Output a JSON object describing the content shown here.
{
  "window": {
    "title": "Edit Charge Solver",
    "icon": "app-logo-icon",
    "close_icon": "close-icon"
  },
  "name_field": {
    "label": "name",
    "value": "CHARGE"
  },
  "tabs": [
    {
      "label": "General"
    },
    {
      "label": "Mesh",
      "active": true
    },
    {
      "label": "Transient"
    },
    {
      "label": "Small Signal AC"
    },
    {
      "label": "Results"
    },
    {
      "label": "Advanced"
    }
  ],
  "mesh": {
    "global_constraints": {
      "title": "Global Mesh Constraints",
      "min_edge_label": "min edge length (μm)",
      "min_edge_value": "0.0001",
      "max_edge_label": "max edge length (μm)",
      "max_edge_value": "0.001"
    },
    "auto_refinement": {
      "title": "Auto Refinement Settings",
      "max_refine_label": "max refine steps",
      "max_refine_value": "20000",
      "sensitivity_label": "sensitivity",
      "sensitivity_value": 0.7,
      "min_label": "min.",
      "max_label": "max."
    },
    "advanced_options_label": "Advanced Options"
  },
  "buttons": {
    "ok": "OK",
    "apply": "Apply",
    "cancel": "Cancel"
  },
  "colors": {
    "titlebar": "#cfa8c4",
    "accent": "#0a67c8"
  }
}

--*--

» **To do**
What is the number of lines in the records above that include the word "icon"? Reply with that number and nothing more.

» **Written answer**
2